Tumblr Post #20 (February 2018)
It took me 8 years to complete my first novel.
I started at the tender age of 6—a first grader who spent more time in her head than interacting with the outside world. I had 5 imaginary friends: Mary Kate, Ashley, Esmerelda, and two others whose names I can’t remember for the life of me. But I know it was five because I was always thrown off by having an odd number of friends and, ironically, not seeing myself as imaginative enough to create a sixth.
Perhaps I was the sixth.
This was also a time in which my paper doll obsession was in full effect. I had ziploc bags full of items that I had drawn and cut out myself- all separated according to a common theme: people, clothing, furniture, vehicles, etc. A white poster board with a hand-drawn blueprint of a two-story house that my paper doll family inhabited: equipped with a garage, bedrooms, a living room, kitchen, and a bathroom or two.
A new storyline blossomed every time I pulled out the bags and set the scene.
This was where my mind was when I started writing my novel. Awash with creative energy and rich imagination that waned and flowed as I navigated elementary school and onward through puberty.
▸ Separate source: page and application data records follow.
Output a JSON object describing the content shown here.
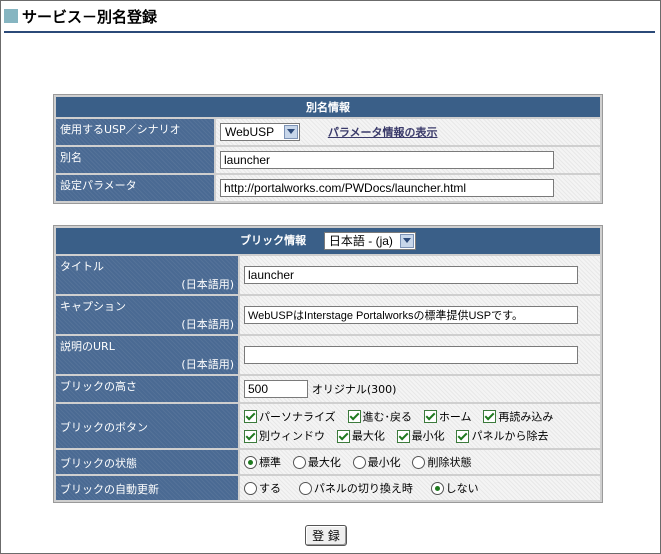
{
  "page": {
    "title": "サービス－別名登録"
  },
  "alias": {
    "header": "別名情報",
    "usp_label": "使用するUSP／シナリオ",
    "usp_selected": "WebUSP",
    "param_link": "パラメータ情報の表示",
    "alias_label": "別名",
    "alias_value": "launcher",
    "param_label": "設定パラメータ",
    "param_value": "http://portalworks.com/PWDocs/launcher.html"
  },
  "brick": {
    "header": "ブリック情報",
    "lang_selected": "日本語 - (ja)",
    "lang_note": "(日本語用)",
    "title_label": "タイトル",
    "title_value": "launcher",
    "caption_label": "キャプション",
    "caption_value": "WebUSPはInterstage Portalworksの標準提供USPです。",
    "url_label": "説明のURL",
    "url_value": "",
    "height_label": "ブリックの高さ",
    "height_value": "500",
    "height_original": "オリジナル(300)",
    "buttons_label": "ブリックのボタン",
    "buttons": [
      "パーソナライズ",
      "進む･戻る",
      "ホーム",
      "再読み込み",
      "別ウィンドウ",
      "最大化",
      "最小化",
      "パネルから除去"
    ],
    "state_label": "ブリックの状態",
    "states": [
      "標準",
      "最大化",
      "最小化",
      "削除状態"
    ],
    "state_selected": "標準",
    "refresh_label": "ブリックの自動更新",
    "refresh_options": [
      "する",
      "パネルの切り換え時",
      "しない"
    ],
    "refresh_selected": "しない"
  },
  "submit_label": "登 録",
  "colors": {
    "header_bg": "#3a5f88",
    "label_bg": "#4a6a93",
    "accent_square": "#86b5c1",
    "rule": "#2b4a78"
  }
}
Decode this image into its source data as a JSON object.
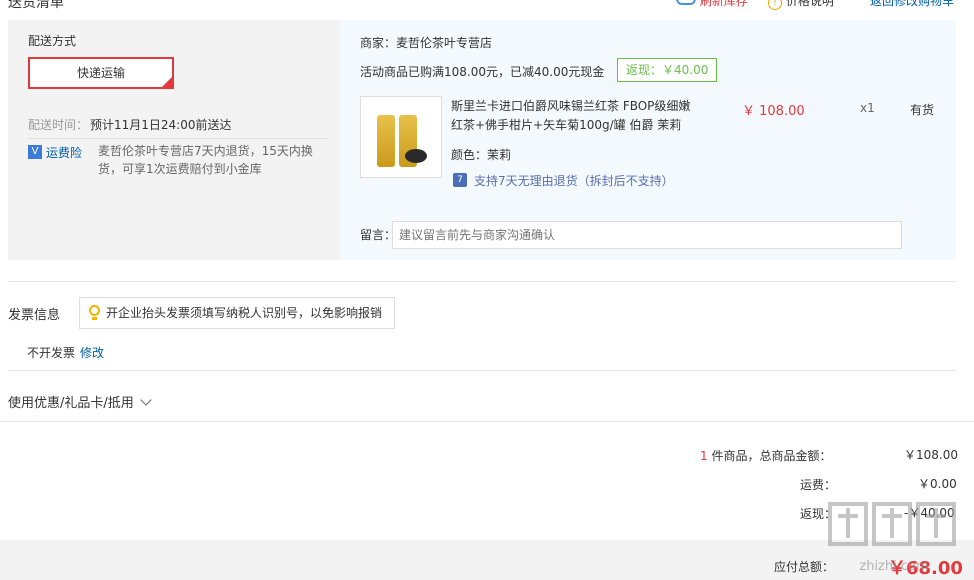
{
  "top": {
    "title": "送货清单",
    "refresh_label": "刷新库存",
    "price_note_label": "价格说明",
    "back_cart_label": "返回修改购物车"
  },
  "shipping": {
    "method_label": "配送方式",
    "express_label": "快递运输",
    "time_label": "配送时间：",
    "time_value": "预计11月1日24:00前送达",
    "insurance_icon": "V",
    "insurance_label": "运费险",
    "insurance_desc": "麦哲伦茶叶专营店7天内退货，15天内换货，可享1次运费赔付到小金库"
  },
  "merchant": {
    "name": "商家：麦哲伦茶叶专营店",
    "promo": "活动商品已购满108.00元，已减40.00元现金",
    "rebate": "返现：￥40.00",
    "product": {
      "title": "斯里兰卡进口伯爵风味锡兰红茶 FBOP级细嫩红茶+佛手柑片+矢车菊100g/罐 伯爵 茉莉",
      "price": "￥ 108.00",
      "qty": "x1",
      "stock": "有货",
      "color": "颜色：茉莉",
      "return_policy": "支持7天无理由退货（拆封后不支持）"
    },
    "message_label": "留言：",
    "message_placeholder": "建议留言前先与商家沟通确认"
  },
  "invoice": {
    "title": "发票信息",
    "tip": "开企业抬头发票须填写纳税人识别号，以免影响报销",
    "status": "不开发票",
    "edit_label": "修改"
  },
  "coupon": {
    "label": "使用优惠/礼品卡/抵用"
  },
  "summary": {
    "count": "1",
    "count_suffix": "件商品，总商品金额：",
    "goods_amount": "￥108.00",
    "shipping_label": "运费：",
    "shipping_amount": "￥0.00",
    "rebate_label": "返现：",
    "rebate_amount": "-￥40.00",
    "payable_label": "应付总额：",
    "payable_amount": "￥68.00"
  },
  "colors": {
    "accent": "#e4393c",
    "link": "#005ea7",
    "rebate_green": "#6abf4b"
  }
}
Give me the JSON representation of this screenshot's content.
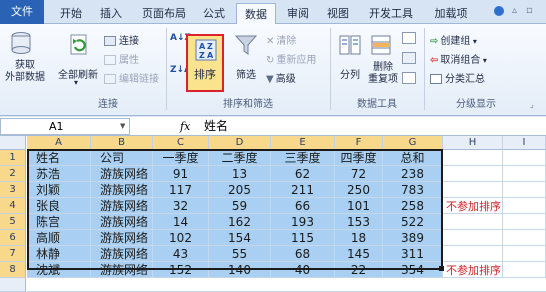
{
  "tabs": [
    "文件",
    "开始",
    "插入",
    "页面布局",
    "公式",
    "数据",
    "审阅",
    "视图",
    "开发工具",
    "加载项"
  ],
  "ribbon": {
    "get_external": "获取\n外部数据",
    "refresh_all": "全部刷新",
    "connections": "连接",
    "properties": "属性",
    "edit_links": "编辑链接",
    "group_connections": "连接",
    "sort_az": "A↓Z",
    "sort_za": "Z↓A",
    "sort": "排序",
    "filter": "筛选",
    "clear": "清除",
    "reapply": "重新应用",
    "advanced": "高级",
    "group_sort_filter": "排序和筛选",
    "text_to_columns": "分列",
    "remove_duplicates": "删除\n重复项",
    "group_data_tools": "数据工具",
    "group": "创建组",
    "ungroup": "取消组合",
    "subtotal": "分类汇总",
    "group_outline": "分级显示"
  },
  "formula_bar": {
    "cell_ref": "A1",
    "fx": "fx",
    "value": "姓名"
  },
  "columns": [
    "A",
    "B",
    "C",
    "D",
    "E",
    "F",
    "G",
    "H",
    "I"
  ],
  "rows": [
    "1",
    "2",
    "3",
    "4",
    "5",
    "6",
    "7",
    "8"
  ],
  "table": {
    "header": [
      "姓名",
      "公司",
      "一季度",
      "二季度",
      "三季度",
      "四季度",
      "总和"
    ],
    "data": [
      [
        "苏浩",
        "游族网络",
        "91",
        "13",
        "62",
        "72",
        "238"
      ],
      [
        "刘颖",
        "游族网络",
        "117",
        "205",
        "211",
        "250",
        "783"
      ],
      [
        "张良",
        "游族网络",
        "32",
        "59",
        "66",
        "101",
        "258"
      ],
      [
        "陈宫",
        "游族网络",
        "14",
        "162",
        "193",
        "153",
        "522"
      ],
      [
        "高顺",
        "游族网络",
        "102",
        "154",
        "115",
        "18",
        "389"
      ],
      [
        "林静",
        "游族网络",
        "43",
        "55",
        "68",
        "145",
        "311"
      ],
      [
        "沈斌",
        "游族网络",
        "152",
        "140",
        "40",
        "22",
        "354"
      ]
    ]
  },
  "notes": {
    "row4": "不参加排序",
    "row8": "不参加排序"
  }
}
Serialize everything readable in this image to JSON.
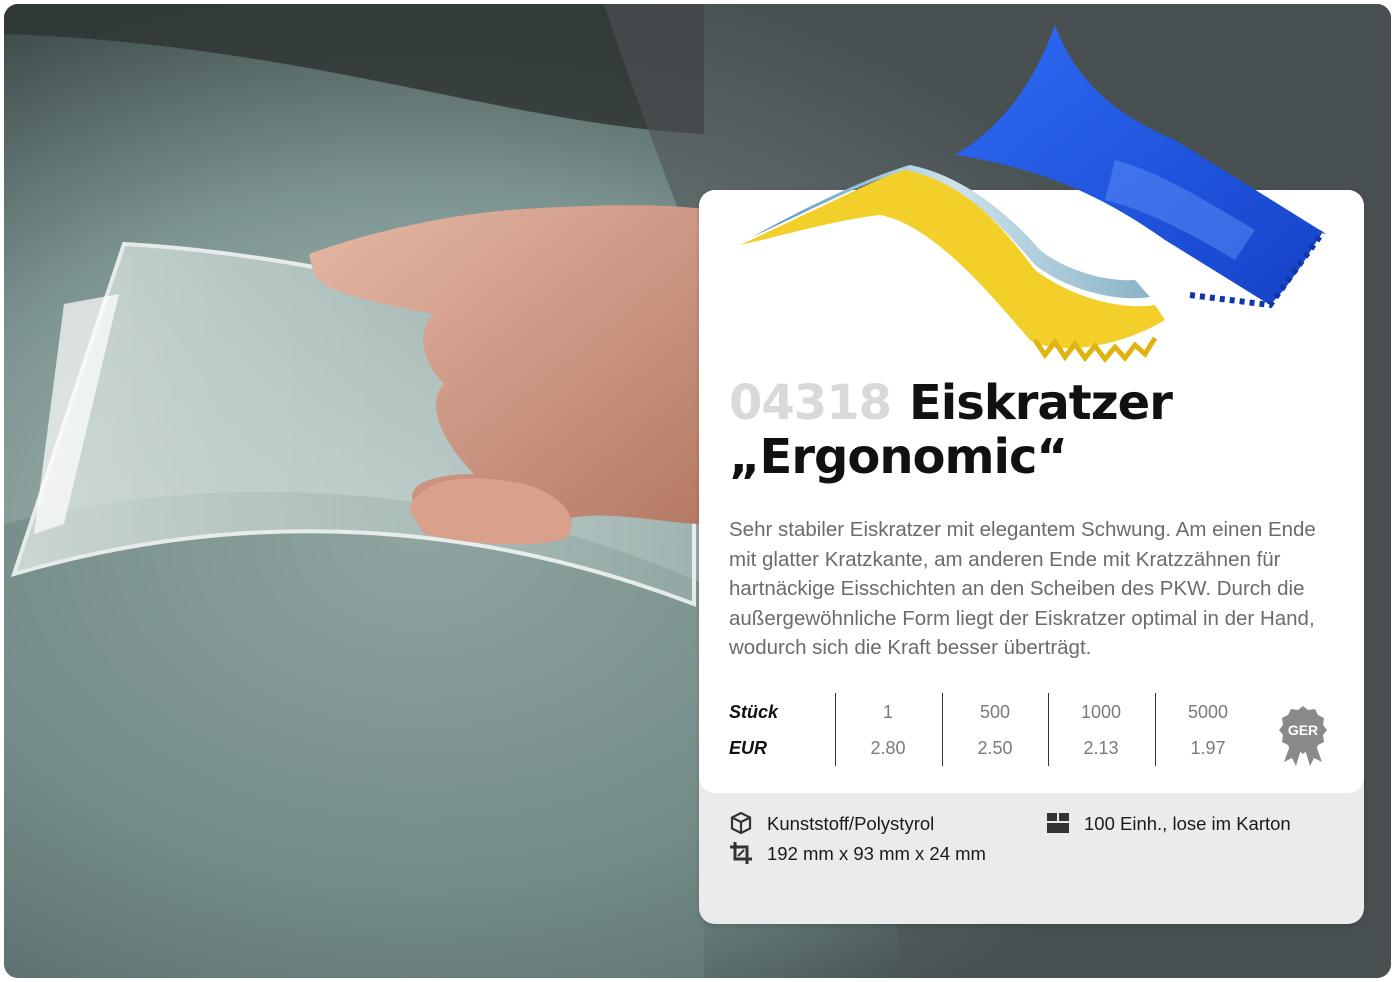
{
  "product": {
    "sku": "04318",
    "title_line1": "Eiskratzer",
    "title_line2": "„Ergonomic“",
    "description": "Sehr stabiler Eiskratzer mit elegantem Schwung. Am einen Ende mit glatter Kratzkante, am anderen Ende mit Kratzzähnen für hartnäckige Eisschichten an den Scheiben des PKW. Durch die außergewöhnliche Form liegt der Eiskratzer optimal in der Hand, wodurch sich die Kraft besser überträgt."
  },
  "pricing": {
    "qty_label": "Stück",
    "price_label": "EUR",
    "quantities": [
      "1",
      "500",
      "1000",
      "5000"
    ],
    "prices": [
      "2.80",
      "2.50",
      "2.13",
      "1.97"
    ]
  },
  "badge": {
    "text": "GER",
    "icon": "award-ribbon-icon"
  },
  "specs": {
    "material": "Kunststoff/Polystyrol",
    "dimensions": "192 mm x 93 mm x 24 mm",
    "packaging": "100 Einh., lose im Karton",
    "material_icon": "cube-icon",
    "dimensions_icon": "crop-icon",
    "packaging_icon": "box-icon"
  },
  "colors": {
    "scraper_blue": "#1f5ee8",
    "scraper_yellow": "#f3cf2a",
    "sku_gray": "#d9d9d9"
  }
}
The story followed me through lost and recovered notebooks and Word documents—the characters constantly talking to me. Their stories whispering in my subconscious, patiently awaiting their debut.
I remember when I finally finished.
It was the summer after my 8th grade year. I was 14 years old. Alone in my room, laptop open on my small desk, the mid-afternoon sun radiating through my open shades, I wrote the final lines of my first novel. A story that follows a young girl, April, who moves with her family from Atlanta to Jacksonville, and her shenanigans with fellow neighborhood children which wouldn’t be complete without a love-interest, Ahmad—the boy next door. April’s story ended with a picnic, laughing with her new friends as they reminisce on their summer adventures and watch the sun set over the Atlantic Ocean off in the distance.
When I wrote The End, a sense of calm came over me as I looked outside my bedroom window at the sun shining on my face. I took a deep breath and exhaled with authority. With confidence. It is finished. It took a long time with a couple of false starts, but I completed what I set out to do.
That is persistence. That is dedication. Taking a long time to write novels is part of my DNA. It is my process. I don’t know if it will take 8 years to complete this story. But if it does, so be it. I must remember that time is not of the essence. I must remember to not get discouraged when I think about how I’ve been stuck on chapter 11 since July. I must remember that I have the capacity to finish my current novel because I’ve done it before.
And I shall do it again.